## Your objective
Report all lines of the records that contain "Єгорова".

## Data extract
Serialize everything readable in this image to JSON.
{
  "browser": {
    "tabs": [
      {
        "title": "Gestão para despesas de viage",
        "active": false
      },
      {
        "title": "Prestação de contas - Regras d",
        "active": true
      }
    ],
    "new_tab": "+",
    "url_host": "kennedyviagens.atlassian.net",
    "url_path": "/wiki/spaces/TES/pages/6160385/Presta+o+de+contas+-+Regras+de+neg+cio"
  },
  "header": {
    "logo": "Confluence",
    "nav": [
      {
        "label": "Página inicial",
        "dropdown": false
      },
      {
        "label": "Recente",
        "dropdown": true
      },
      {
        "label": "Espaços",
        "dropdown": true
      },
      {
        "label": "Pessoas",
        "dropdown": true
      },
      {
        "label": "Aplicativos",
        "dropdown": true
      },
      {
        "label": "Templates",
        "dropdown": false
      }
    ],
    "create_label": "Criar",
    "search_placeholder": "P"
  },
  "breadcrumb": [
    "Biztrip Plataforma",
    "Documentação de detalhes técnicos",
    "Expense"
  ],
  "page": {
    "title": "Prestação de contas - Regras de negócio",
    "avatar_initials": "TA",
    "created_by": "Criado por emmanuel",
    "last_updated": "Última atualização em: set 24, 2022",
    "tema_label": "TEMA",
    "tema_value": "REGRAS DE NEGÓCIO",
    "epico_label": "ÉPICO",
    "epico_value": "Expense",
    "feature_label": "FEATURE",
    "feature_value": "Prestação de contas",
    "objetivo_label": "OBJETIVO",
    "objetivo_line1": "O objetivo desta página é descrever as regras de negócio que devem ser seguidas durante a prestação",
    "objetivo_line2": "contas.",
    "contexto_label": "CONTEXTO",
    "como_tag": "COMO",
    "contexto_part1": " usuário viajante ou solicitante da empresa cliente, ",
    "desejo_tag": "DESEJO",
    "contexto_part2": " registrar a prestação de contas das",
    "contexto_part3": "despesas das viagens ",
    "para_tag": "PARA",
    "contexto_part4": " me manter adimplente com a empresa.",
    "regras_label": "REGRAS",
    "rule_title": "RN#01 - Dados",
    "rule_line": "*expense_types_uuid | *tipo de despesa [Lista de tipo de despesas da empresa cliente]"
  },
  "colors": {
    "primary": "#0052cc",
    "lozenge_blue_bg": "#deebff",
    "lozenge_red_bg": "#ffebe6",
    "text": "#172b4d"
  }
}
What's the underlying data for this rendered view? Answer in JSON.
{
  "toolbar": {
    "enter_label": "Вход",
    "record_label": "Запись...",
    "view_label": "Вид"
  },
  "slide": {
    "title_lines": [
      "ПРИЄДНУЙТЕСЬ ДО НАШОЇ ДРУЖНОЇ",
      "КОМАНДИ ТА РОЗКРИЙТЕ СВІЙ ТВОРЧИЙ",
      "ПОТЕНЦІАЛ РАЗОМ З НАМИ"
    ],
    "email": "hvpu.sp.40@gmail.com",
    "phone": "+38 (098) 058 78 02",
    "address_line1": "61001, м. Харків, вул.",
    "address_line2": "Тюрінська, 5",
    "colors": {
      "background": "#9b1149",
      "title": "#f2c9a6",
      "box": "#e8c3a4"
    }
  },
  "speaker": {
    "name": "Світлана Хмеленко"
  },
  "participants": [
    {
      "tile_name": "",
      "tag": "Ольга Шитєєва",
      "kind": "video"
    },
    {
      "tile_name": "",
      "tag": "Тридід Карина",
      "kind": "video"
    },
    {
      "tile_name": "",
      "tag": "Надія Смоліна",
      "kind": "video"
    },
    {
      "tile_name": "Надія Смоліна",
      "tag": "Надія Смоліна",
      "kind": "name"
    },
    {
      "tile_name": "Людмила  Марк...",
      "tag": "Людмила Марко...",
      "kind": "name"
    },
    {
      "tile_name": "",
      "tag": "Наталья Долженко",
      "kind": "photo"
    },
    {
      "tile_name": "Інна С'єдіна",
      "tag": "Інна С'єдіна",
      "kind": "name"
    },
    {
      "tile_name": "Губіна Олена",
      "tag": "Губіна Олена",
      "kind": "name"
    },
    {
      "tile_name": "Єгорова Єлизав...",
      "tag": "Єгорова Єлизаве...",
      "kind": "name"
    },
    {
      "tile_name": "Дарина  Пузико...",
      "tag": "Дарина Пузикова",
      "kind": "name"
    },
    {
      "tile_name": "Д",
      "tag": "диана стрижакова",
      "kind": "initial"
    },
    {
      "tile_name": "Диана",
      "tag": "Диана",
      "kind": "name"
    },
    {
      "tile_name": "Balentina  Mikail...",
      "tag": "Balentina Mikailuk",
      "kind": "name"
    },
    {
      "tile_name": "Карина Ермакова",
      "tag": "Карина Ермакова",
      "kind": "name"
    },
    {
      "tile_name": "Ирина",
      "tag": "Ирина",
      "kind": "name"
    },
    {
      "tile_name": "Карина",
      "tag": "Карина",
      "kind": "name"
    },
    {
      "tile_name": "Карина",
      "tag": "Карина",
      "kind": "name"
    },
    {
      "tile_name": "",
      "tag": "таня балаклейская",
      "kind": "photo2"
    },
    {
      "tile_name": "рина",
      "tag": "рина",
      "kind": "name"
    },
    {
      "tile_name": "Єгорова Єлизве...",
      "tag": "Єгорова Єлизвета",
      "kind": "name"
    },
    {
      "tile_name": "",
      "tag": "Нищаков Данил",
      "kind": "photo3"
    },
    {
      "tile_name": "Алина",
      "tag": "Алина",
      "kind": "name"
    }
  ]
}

## Result of the exercise
      "tile_name": "Єгорова Єлизав...",
      "tag": "Єгорова Єлизаве...",
      "tile_name": "Єгорова Єлизве...",
      "tag": "Єгорова Єлизвета",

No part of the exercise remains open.